— Page and application data records —
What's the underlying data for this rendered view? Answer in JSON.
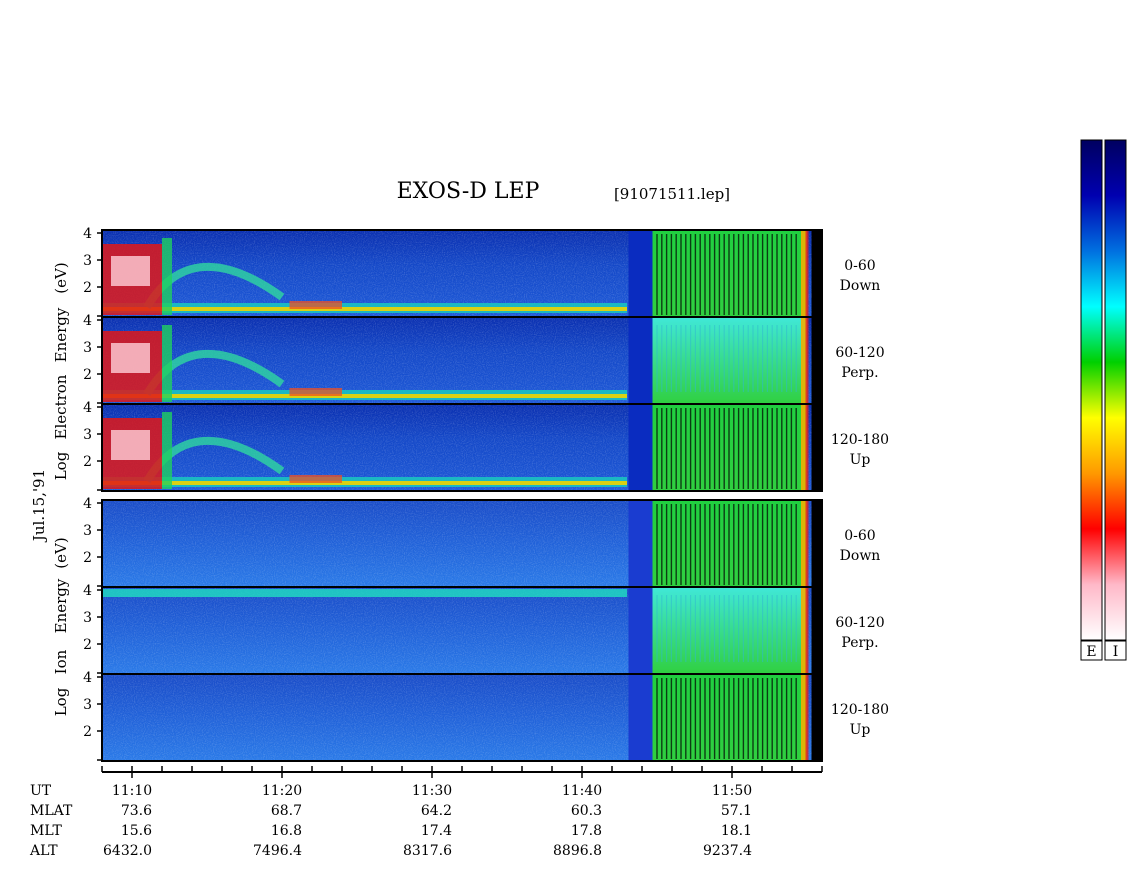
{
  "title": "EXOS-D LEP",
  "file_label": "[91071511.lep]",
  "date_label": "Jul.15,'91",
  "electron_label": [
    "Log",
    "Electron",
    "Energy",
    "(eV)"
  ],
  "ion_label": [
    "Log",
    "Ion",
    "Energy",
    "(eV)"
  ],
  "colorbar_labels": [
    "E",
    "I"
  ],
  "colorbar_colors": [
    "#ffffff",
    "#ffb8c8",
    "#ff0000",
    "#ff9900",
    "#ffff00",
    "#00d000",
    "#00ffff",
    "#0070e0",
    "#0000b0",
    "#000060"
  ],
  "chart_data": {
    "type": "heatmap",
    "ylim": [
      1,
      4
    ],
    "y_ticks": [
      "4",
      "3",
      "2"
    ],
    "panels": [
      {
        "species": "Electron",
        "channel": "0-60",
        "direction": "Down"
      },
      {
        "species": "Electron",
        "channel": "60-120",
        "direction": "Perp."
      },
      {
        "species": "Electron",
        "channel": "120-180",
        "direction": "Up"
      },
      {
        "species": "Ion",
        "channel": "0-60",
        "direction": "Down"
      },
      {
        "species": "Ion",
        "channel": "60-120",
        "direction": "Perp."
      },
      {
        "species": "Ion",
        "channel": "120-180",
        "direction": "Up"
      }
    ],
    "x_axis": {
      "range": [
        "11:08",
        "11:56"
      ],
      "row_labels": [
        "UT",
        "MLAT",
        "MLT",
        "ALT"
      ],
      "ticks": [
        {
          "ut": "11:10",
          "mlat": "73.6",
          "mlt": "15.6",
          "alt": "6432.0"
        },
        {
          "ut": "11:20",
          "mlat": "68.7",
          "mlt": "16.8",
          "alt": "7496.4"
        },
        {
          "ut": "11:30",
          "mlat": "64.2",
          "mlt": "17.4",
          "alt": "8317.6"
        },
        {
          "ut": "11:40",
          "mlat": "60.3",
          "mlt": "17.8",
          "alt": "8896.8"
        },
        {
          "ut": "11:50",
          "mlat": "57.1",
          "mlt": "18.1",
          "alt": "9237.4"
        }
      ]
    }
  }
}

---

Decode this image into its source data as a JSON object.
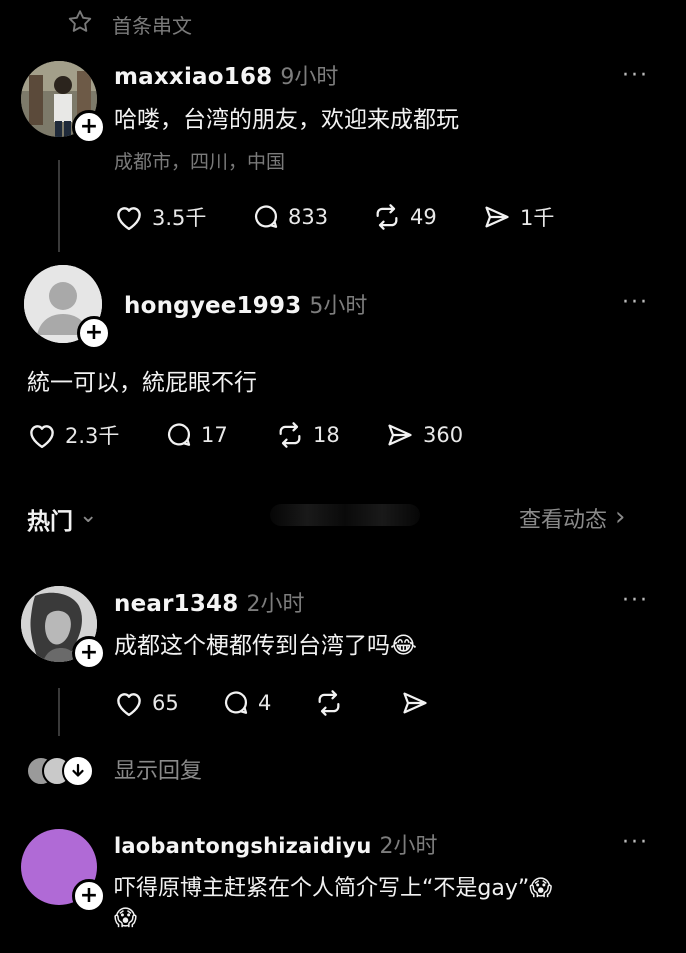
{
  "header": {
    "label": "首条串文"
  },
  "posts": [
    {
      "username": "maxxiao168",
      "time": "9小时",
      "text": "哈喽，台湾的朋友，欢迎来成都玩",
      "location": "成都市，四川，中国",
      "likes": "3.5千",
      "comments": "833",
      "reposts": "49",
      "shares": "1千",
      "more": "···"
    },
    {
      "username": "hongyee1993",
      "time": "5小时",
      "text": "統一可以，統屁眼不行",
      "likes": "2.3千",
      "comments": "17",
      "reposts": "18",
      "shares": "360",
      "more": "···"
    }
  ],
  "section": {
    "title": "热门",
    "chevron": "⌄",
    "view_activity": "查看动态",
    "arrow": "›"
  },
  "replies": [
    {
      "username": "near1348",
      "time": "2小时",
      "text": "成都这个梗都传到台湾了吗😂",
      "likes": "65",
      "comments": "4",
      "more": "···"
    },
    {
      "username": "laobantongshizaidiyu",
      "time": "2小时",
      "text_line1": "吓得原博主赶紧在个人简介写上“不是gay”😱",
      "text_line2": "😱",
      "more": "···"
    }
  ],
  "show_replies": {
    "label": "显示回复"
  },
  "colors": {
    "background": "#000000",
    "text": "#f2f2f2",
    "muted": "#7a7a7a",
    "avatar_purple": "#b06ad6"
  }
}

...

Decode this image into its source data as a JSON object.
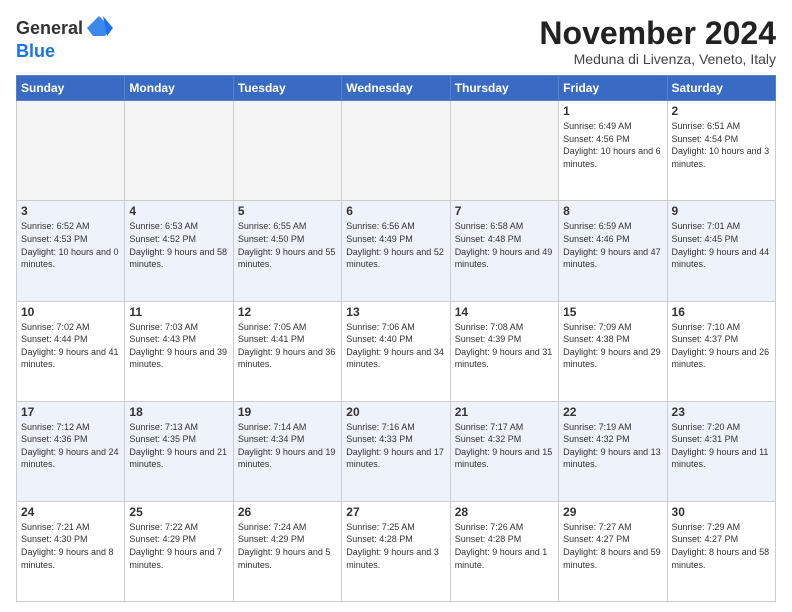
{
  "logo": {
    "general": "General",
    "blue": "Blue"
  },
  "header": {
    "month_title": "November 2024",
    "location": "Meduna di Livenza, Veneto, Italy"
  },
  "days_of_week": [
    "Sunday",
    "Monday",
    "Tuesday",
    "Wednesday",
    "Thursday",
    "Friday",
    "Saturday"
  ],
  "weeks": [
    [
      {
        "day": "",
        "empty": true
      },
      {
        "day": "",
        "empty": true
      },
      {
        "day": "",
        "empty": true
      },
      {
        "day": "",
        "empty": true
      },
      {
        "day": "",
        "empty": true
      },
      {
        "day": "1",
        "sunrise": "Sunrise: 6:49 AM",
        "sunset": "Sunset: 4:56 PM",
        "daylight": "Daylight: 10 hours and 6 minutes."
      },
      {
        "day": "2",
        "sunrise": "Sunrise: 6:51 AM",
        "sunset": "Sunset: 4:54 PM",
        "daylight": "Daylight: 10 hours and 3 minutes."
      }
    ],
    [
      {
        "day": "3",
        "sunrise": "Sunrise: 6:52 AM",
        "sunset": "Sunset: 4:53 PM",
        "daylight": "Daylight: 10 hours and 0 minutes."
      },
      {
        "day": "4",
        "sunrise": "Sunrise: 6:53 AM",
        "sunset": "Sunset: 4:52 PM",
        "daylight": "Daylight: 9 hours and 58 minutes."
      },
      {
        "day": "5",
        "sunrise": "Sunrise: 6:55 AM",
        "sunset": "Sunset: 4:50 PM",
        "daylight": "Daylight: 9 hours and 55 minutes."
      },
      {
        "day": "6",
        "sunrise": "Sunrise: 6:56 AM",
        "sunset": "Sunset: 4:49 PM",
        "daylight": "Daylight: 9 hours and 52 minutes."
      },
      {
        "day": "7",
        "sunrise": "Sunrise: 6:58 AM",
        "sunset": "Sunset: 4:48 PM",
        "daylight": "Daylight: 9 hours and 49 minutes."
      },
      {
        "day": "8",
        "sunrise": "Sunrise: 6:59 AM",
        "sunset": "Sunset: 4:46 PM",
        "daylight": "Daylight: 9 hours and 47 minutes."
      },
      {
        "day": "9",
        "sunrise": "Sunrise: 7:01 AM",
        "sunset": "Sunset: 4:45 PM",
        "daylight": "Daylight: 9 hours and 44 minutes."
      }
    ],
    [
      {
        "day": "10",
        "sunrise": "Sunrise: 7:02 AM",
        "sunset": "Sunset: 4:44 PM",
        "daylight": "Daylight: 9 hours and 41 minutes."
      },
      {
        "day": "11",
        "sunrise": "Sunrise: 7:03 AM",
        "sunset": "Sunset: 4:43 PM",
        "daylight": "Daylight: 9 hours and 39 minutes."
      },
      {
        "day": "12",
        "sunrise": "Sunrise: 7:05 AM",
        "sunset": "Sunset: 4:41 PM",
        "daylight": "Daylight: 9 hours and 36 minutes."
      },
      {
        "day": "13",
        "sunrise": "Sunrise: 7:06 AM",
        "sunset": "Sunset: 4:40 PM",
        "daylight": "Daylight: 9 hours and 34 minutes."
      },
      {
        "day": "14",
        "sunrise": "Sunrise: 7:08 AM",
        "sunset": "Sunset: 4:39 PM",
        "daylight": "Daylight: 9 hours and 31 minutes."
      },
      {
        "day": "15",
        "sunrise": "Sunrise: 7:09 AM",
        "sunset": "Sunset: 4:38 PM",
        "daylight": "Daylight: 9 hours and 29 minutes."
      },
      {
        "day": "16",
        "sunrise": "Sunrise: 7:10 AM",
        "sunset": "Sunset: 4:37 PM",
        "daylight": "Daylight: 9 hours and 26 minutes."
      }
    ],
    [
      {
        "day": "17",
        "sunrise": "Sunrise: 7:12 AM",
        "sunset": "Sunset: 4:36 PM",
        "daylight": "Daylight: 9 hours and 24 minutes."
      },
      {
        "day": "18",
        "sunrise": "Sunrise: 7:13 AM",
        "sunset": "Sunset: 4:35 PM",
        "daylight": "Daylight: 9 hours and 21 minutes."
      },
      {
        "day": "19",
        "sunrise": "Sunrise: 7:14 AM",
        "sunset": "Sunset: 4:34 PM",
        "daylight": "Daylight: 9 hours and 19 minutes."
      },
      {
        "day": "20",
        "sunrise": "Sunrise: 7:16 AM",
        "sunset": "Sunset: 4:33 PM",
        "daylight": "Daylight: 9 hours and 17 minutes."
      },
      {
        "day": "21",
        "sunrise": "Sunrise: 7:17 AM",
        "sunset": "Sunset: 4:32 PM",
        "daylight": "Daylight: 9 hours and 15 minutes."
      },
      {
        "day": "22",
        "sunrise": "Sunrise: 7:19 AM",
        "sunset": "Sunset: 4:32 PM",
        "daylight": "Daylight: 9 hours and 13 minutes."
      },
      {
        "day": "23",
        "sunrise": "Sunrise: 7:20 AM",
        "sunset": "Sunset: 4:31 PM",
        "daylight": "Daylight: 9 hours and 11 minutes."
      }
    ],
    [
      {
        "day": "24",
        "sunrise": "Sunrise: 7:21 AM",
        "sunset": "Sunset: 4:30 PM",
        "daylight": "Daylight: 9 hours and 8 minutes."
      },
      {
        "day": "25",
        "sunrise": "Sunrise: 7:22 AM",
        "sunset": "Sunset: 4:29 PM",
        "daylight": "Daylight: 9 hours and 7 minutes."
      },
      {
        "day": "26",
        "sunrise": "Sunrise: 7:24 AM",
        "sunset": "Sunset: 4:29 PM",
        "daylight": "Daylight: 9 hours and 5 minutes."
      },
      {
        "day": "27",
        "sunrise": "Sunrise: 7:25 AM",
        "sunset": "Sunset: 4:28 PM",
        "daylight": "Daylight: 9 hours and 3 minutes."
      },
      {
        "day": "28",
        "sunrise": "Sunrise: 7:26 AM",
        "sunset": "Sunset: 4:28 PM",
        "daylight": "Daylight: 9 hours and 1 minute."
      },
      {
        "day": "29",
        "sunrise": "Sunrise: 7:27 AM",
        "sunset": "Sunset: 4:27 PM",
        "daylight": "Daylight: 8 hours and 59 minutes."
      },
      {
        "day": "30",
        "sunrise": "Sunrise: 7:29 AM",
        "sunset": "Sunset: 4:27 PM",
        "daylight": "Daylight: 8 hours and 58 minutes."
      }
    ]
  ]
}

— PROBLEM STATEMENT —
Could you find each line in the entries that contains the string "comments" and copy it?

— ANSWER TO THIS TASK —
      "comments": "833",
      "comments": "17",
      "comments": "4",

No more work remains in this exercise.